Excerpts from an interface dataset
•••

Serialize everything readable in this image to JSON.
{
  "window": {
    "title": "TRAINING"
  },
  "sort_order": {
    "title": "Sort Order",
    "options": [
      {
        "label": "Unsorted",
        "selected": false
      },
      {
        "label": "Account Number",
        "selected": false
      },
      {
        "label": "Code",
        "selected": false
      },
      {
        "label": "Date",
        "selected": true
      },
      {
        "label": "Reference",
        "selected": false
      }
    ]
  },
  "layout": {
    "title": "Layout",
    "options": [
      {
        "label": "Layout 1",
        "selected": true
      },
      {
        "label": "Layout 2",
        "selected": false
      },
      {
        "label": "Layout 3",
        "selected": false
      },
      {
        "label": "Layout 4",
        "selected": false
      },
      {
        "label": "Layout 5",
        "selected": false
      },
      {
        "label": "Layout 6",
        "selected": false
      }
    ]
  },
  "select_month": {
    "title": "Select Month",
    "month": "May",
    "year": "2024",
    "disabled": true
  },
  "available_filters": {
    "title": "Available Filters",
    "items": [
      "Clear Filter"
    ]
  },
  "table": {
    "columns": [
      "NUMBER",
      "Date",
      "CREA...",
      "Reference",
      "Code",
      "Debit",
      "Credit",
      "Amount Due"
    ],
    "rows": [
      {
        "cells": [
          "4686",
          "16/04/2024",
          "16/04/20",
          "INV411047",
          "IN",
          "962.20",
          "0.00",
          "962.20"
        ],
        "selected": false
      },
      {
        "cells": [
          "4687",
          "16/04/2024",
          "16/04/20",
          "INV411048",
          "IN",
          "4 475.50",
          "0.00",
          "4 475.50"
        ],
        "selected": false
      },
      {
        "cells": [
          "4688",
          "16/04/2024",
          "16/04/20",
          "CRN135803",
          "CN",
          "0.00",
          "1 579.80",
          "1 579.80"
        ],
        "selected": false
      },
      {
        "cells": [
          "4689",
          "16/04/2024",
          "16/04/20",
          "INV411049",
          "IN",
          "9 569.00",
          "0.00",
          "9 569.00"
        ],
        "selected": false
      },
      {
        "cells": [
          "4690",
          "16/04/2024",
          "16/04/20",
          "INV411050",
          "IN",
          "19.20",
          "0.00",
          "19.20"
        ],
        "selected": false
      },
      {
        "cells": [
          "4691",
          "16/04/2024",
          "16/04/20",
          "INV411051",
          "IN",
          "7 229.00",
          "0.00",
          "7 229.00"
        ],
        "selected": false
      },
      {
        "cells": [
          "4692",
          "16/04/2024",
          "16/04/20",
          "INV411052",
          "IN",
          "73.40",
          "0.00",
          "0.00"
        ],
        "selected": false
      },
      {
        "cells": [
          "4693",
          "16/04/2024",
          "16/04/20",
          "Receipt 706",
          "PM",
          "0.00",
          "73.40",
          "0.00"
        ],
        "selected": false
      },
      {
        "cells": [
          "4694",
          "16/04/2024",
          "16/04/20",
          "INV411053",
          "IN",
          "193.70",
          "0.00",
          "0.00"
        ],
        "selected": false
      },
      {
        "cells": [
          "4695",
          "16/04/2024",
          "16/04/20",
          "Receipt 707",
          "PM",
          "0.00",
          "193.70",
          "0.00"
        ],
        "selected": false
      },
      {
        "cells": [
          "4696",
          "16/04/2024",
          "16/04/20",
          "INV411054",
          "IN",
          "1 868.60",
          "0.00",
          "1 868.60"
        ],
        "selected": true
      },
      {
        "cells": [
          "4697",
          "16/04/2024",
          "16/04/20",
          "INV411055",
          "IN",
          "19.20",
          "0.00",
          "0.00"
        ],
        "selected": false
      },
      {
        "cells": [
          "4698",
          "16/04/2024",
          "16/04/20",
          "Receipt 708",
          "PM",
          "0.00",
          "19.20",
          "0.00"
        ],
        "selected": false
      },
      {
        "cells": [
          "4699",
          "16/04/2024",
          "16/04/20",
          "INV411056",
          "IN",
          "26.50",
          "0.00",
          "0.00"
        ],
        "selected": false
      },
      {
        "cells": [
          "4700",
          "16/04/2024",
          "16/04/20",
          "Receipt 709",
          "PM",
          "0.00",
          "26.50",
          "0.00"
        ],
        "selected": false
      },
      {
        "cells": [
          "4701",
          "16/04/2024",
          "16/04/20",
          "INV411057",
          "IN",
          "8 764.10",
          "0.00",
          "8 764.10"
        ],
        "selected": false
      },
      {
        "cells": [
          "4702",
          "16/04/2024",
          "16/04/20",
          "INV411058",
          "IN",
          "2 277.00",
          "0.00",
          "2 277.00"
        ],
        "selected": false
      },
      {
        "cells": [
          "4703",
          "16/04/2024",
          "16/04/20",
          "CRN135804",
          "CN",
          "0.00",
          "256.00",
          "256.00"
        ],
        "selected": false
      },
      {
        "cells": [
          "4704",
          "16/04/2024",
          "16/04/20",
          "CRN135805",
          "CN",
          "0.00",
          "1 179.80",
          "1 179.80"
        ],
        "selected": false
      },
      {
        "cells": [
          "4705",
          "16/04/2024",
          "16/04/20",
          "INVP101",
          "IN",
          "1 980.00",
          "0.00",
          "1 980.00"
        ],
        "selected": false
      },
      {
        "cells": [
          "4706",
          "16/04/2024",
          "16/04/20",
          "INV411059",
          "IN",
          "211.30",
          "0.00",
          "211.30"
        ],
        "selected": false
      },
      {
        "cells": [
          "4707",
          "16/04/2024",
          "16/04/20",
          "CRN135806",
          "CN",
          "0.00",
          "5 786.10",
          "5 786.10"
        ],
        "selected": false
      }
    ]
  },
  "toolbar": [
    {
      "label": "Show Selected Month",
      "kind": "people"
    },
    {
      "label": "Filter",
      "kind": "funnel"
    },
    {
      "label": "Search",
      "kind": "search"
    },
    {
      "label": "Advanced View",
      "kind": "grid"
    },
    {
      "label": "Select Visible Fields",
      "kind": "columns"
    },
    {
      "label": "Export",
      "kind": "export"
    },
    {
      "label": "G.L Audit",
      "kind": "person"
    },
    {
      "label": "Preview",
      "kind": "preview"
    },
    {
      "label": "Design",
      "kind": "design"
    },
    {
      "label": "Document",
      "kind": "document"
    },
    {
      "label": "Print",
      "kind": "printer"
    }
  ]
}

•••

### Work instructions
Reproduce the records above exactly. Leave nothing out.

### Exercise response
Serialize everything readable in this image to JSON.
{
  "window": {
    "title": "TRAINING"
  },
  "sort_order": {
    "title": "Sort Order",
    "options": [
      {
        "label": "Unsorted",
        "selected": false
      },
      {
        "label": "Account Number",
        "selected": false
      },
      {
        "label": "Code",
        "selected": false
      },
      {
        "label": "Date",
        "selected": true
      },
      {
        "label": "Reference",
        "selected": false
      }
    ]
  },
  "layout": {
    "title": "Layout",
    "options": [
      {
        "label": "Layout 1",
        "selected": true
      },
      {
        "label": "Layout 2",
        "selected": false
      },
      {
        "label": "Layout 3",
        "selected": false
      },
      {
        "label": "Layout 4",
        "selected": false
      },
      {
        "label": "Layout 5",
        "selected": false
      },
      {
        "label": "Layout 6",
        "selected": false
      }
    ]
  },
  "select_month": {
    "title": "Select Month",
    "month": "May",
    "year": "2024",
    "disabled": true
  },
  "available_filters": {
    "title": "Available Filters",
    "items": [
      "Clear Filter"
    ]
  },
  "table": {
    "columns": [
      "NUMBER",
      "Date",
      "CREA...",
      "Reference",
      "Code",
      "Debit",
      "Credit",
      "Amount Due"
    ],
    "rows": [
      {
        "cells": [
          "4686",
          "16/04/2024",
          "16/04/20",
          "INV411047",
          "IN",
          "962.20",
          "0.00",
          "962.20"
        ],
        "selected": false
      },
      {
        "cells": [
          "4687",
          "16/04/2024",
          "16/04/20",
          "INV411048",
          "IN",
          "4 475.50",
          "0.00",
          "4 475.50"
        ],
        "selected": false
      },
      {
        "cells": [
          "4688",
          "16/04/2024",
          "16/04/20",
          "CRN135803",
          "CN",
          "0.00",
          "1 579.80",
          "1 579.80"
        ],
        "selected": false
      },
      {
        "cells": [
          "4689",
          "16/04/2024",
          "16/04/20",
          "INV411049",
          "IN",
          "9 569.00",
          "0.00",
          "9 569.00"
        ],
        "selected": false
      },
      {
        "cells": [
          "4690",
          "16/04/2024",
          "16/04/20",
          "INV411050",
          "IN",
          "19.20",
          "0.00",
          "19.20"
        ],
        "selected": false
      },
      {
        "cells": [
          "4691",
          "16/04/2024",
          "16/04/20",
          "INV411051",
          "IN",
          "7 229.00",
          "0.00",
          "7 229.00"
        ],
        "selected": false
      },
      {
        "cells": [
          "4692",
          "16/04/2024",
          "16/04/20",
          "INV411052",
          "IN",
          "73.40",
          "0.00",
          "0.00"
        ],
        "selected": false
      },
      {
        "cells": [
          "4693",
          "16/04/2024",
          "16/04/20",
          "Receipt 706",
          "PM",
          "0.00",
          "73.40",
          "0.00"
        ],
        "selected": false
      },
      {
        "cells": [
          "4694",
          "16/04/2024",
          "16/04/20",
          "INV411053",
          "IN",
          "193.70",
          "0.00",
          "0.00"
        ],
        "selected": false
      },
      {
        "cells": [
          "4695",
          "16/04/2024",
          "16/04/20",
          "Receipt 707",
          "PM",
          "0.00",
          "193.70",
          "0.00"
        ],
        "selected": false
      },
      {
        "cells": [
          "4696",
          "16/04/2024",
          "16/04/20",
          "INV411054",
          "IN",
          "1 868.60",
          "0.00",
          "1 868.60"
        ],
        "selected": true
      },
      {
        "cells": [
          "4697",
          "16/04/2024",
          "16/04/20",
          "INV411055",
          "IN",
          "19.20",
          "0.00",
          "0.00"
        ],
        "selected": false
      },
      {
        "cells": [
          "4698",
          "16/04/2024",
          "16/04/20",
          "Receipt 708",
          "PM",
          "0.00",
          "19.20",
          "0.00"
        ],
        "selected": false
      },
      {
        "cells": [
          "4699",
          "16/04/2024",
          "16/04/20",
          "INV411056",
          "IN",
          "26.50",
          "0.00",
          "0.00"
        ],
        "selected": false
      },
      {
        "cells": [
          "4700",
          "16/04/2024",
          "16/04/20",
          "Receipt 709",
          "PM",
          "0.00",
          "26.50",
          "0.00"
        ],
        "selected": false
      },
      {
        "cells": [
          "4701",
          "16/04/2024",
          "16/04/20",
          "INV411057",
          "IN",
          "8 764.10",
          "0.00",
          "8 764.10"
        ],
        "selected": false
      },
      {
        "cells": [
          "4702",
          "16/04/2024",
          "16/04/20",
          "INV411058",
          "IN",
          "2 277.00",
          "0.00",
          "2 277.00"
        ],
        "selected": false
      },
      {
        "cells": [
          "4703",
          "16/04/2024",
          "16/04/20",
          "CRN135804",
          "CN",
          "0.00",
          "256.00",
          "256.00"
        ],
        "selected": false
      },
      {
        "cells": [
          "4704",
          "16/04/2024",
          "16/04/20",
          "CRN135805",
          "CN",
          "0.00",
          "1 179.80",
          "1 179.80"
        ],
        "selected": false
      },
      {
        "cells": [
          "4705",
          "16/04/2024",
          "16/04/20",
          "INVP101",
          "IN",
          "1 980.00",
          "0.00",
          "1 980.00"
        ],
        "selected": false
      },
      {
        "cells": [
          "4706",
          "16/04/2024",
          "16/04/20",
          "INV411059",
          "IN",
          "211.30",
          "0.00",
          "211.30"
        ],
        "selected": false
      },
      {
        "cells": [
          "4707",
          "16/04/2024",
          "16/04/20",
          "CRN135806",
          "CN",
          "0.00",
          "5 786.10",
          "5 786.10"
        ],
        "selected": false
      }
    ]
  },
  "toolbar": [
    {
      "label": "Show Selected Month",
      "kind": "people"
    },
    {
      "label": "Filter",
      "kind": "funnel"
    },
    {
      "label": "Search",
      "kind": "search"
    },
    {
      "label": "Advanced View",
      "kind": "grid"
    },
    {
      "label": "Select Visible Fields",
      "kind": "columns"
    },
    {
      "label": "Export",
      "kind": "export"
    },
    {
      "label": "G.L Audit",
      "kind": "person"
    },
    {
      "label": "Preview",
      "kind": "preview"
    },
    {
      "label": "Design",
      "kind": "design"
    },
    {
      "label": "Document",
      "kind": "document"
    },
    {
      "label": "Print",
      "kind": "printer"
    }
  ]
}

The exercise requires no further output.